*Exercise instructions*
The records should be repeated word for word, pictures excluded.

Interface dataset entries:
#####

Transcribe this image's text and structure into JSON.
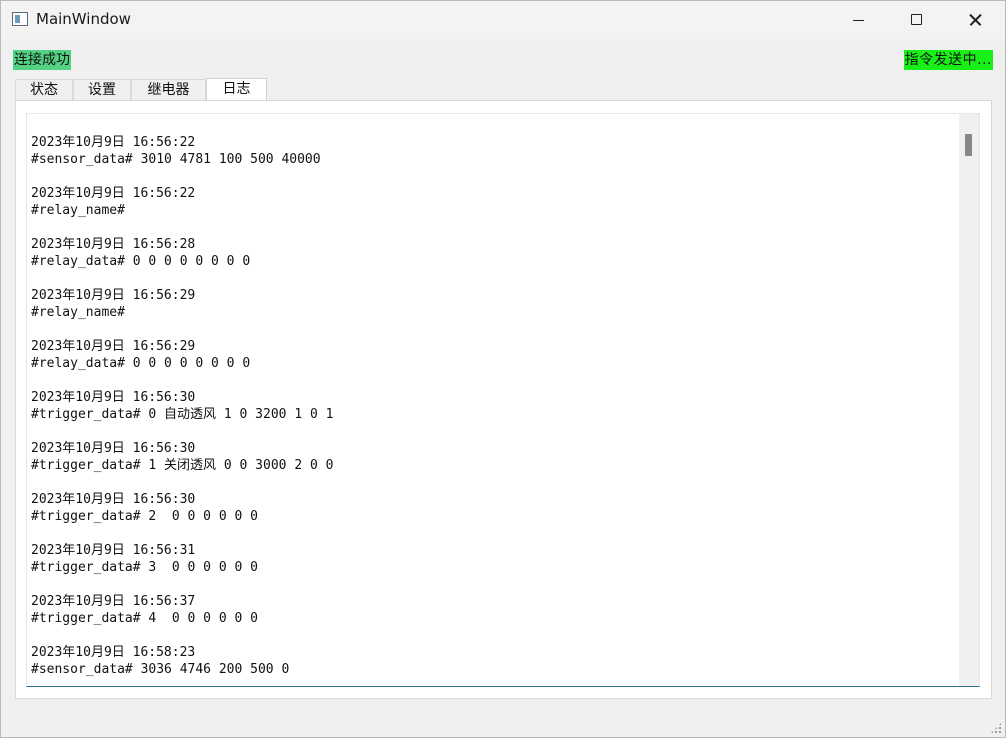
{
  "window": {
    "title": "MainWindow",
    "icon": "app-window-icon"
  },
  "status": {
    "connection": "连接成功",
    "command": "指令发送中...",
    "connection_color": "#52d383",
    "command_color": "#18f018"
  },
  "tabs": [
    {
      "label": "状态",
      "active": false
    },
    {
      "label": "设置",
      "active": false
    },
    {
      "label": "继电器",
      "active": false
    },
    {
      "label": "日志",
      "active": true
    }
  ],
  "log": [
    {
      "time": "2023年10月9日 16:56:22",
      "message": "#sensor_data# 3010 4781 100 500 40000"
    },
    {
      "time": "2023年10月9日 16:56:22",
      "message": "#relay_name#"
    },
    {
      "time": "2023年10月9日 16:56:28",
      "message": "#relay_data# 0 0 0 0 0 0 0 0"
    },
    {
      "time": "2023年10月9日 16:56:29",
      "message": "#relay_name#"
    },
    {
      "time": "2023年10月9日 16:56:29",
      "message": "#relay_data# 0 0 0 0 0 0 0 0"
    },
    {
      "time": "2023年10月9日 16:56:30",
      "message": "#trigger_data# 0 自动透风 1 0 3200 1 0 1"
    },
    {
      "time": "2023年10月9日 16:56:30",
      "message": "#trigger_data# 1 关闭透风 0 0 3000 2 0 0"
    },
    {
      "time": "2023年10月9日 16:56:30",
      "message": "#trigger_data# 2  0 0 0 0 0 0"
    },
    {
      "time": "2023年10月9日 16:56:31",
      "message": "#trigger_data# 3  0 0 0 0 0 0"
    },
    {
      "time": "2023年10月9日 16:56:37",
      "message": "#trigger_data# 4  0 0 0 0 0 0"
    },
    {
      "time": "2023年10月9日 16:58:23",
      "message": "#sensor_data# 3036 4746 200 500 0"
    }
  ]
}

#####

*Exercise result*
Transcribe this image's text and structure into JSON.
{
  "window": {
    "title": "MainWindow",
    "icon": "app-window-icon"
  },
  "status": {
    "connection": "连接成功",
    "command": "指令发送中...",
    "connection_color": "#52d383",
    "command_color": "#18f018"
  },
  "tabs": [
    {
      "label": "状态",
      "active": false
    },
    {
      "label": "设置",
      "active": false
    },
    {
      "label": "继电器",
      "active": false
    },
    {
      "label": "日志",
      "active": true
    }
  ],
  "log": [
    {
      "time": "2023年10月9日 16:56:22",
      "message": "#sensor_data# 3010 4781 100 500 40000"
    },
    {
      "time": "2023年10月9日 16:56:22",
      "message": "#relay_name#"
    },
    {
      "time": "2023年10月9日 16:56:28",
      "message": "#relay_data# 0 0 0 0 0 0 0 0"
    },
    {
      "time": "2023年10月9日 16:56:29",
      "message": "#relay_name#"
    },
    {
      "time": "2023年10月9日 16:56:29",
      "message": "#relay_data# 0 0 0 0 0 0 0 0"
    },
    {
      "time": "2023年10月9日 16:56:30",
      "message": "#trigger_data# 0 自动透风 1 0 3200 1 0 1"
    },
    {
      "time": "2023年10月9日 16:56:30",
      "message": "#trigger_data# 1 关闭透风 0 0 3000 2 0 0"
    },
    {
      "time": "2023年10月9日 16:56:30",
      "message": "#trigger_data# 2  0 0 0 0 0 0"
    },
    {
      "time": "2023年10月9日 16:56:31",
      "message": "#trigger_data# 3  0 0 0 0 0 0"
    },
    {
      "time": "2023年10月9日 16:56:37",
      "message": "#trigger_data# 4  0 0 0 0 0 0"
    },
    {
      "time": "2023年10月9日 16:58:23",
      "message": "#sensor_data# 3036 4746 200 500 0"
    }
  ]
}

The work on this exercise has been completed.